This study is very much a first step, and a bit of a disappointing one. Tannin was only added at one concentration: 1.6 g per 2 kg batch, compared with a no tannin-added control. Seeing a dose-dependent response — add more tannin, get more thiols — or showing that the relationship between those two variables isn’t linear, anything other than just two points, would have been much more convincing. As would using larger than 2 kg batches for those experimental wines (2 kg ~ 1 750 mL bottle), since the volumes in which experimental wines change yeast fermentation and oxygen exposure dynamics; the oxygen mightn’t be relevant here, but the fermentation parameters are. AND, each wine was only made in duplicate, not satisfying the usual experimental expectation of performing studies in triplicate. With two samples, if one is off you can’t tell which reflects the trend you’d see if you did the experiment a hundred times (and you certainly shouldn’t just average them together); if three samples all group, you can feel better about life (and your results). AND, with so little wine, the authors couldn’t conduct a proper sensory analysis, not that doing so would have been worthwhile in any case with their mini-make-do winemaking technique. In other words, this study is less than convincing on methodological grounds.
All of that said and duly noted, this study points toward some interesting possibilities. For instance, I’ve recently talked with a few winemakers who have been experimenting with tannin additions to good but confusing effect. (I seemed to come across people talking about tannin additives about as often as I did bacon-laden menu items on my most recent trip through Eastern Washington, which is to say, a lot.) They know good results when they see them, and they like what they taste. But tannin assays sometimes seem to yield results that conflict with experience, with the assay saying that the with-addition and without-addition wines contain the same amount of tannin even though the winemaker can taste a difference. All manner of possible explanations exist for that phenomenon, and I don’t want to suggest that thiols are responsible for those sensory differences. Nevertheless, this study is a good reminder that adding anything to wine is bound to have more than just one obvious, direct effect, and that adding tannins could play with wine aromas in ways we hadn’t expected.

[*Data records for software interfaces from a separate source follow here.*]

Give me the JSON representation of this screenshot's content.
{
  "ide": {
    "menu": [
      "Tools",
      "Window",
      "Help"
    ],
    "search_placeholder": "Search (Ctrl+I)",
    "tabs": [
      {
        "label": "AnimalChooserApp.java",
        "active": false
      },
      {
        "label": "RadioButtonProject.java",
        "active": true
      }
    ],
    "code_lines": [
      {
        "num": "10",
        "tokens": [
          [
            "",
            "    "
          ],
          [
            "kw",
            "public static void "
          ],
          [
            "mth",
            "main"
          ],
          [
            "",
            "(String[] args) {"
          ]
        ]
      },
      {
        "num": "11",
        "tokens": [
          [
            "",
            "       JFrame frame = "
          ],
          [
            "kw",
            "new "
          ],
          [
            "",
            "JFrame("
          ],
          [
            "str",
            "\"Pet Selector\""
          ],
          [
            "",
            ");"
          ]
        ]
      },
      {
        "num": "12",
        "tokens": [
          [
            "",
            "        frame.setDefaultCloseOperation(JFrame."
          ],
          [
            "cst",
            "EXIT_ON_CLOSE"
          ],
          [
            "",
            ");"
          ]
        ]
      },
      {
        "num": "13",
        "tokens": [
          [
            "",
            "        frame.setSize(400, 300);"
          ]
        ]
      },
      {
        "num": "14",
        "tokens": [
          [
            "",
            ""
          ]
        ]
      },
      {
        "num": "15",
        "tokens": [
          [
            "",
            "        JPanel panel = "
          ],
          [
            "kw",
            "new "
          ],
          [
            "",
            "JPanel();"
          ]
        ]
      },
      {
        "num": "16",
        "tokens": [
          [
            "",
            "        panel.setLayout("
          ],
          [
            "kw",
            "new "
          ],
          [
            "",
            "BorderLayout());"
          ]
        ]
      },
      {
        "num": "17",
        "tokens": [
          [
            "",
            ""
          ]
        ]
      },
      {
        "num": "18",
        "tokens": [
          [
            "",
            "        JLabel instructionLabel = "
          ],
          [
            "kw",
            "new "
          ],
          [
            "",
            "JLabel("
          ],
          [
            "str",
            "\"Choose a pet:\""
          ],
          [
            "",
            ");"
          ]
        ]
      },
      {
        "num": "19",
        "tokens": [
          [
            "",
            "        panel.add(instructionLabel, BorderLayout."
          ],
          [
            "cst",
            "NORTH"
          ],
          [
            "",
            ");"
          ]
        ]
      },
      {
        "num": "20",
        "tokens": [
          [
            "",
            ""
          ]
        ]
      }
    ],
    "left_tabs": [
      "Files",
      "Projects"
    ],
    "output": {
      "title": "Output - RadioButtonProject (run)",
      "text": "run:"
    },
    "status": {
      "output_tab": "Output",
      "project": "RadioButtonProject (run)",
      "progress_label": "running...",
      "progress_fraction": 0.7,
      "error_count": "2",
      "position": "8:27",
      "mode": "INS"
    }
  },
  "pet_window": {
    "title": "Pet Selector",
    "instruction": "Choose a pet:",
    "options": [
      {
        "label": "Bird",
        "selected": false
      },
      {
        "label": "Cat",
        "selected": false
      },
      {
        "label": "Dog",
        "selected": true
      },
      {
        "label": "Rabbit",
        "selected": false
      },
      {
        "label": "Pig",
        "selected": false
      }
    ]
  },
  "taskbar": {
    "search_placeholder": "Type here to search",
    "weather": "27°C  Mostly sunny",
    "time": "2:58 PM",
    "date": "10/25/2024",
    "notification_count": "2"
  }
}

*I’m told, because I’m one of three people on the planet who likes neither bacon nor cupcake frosting.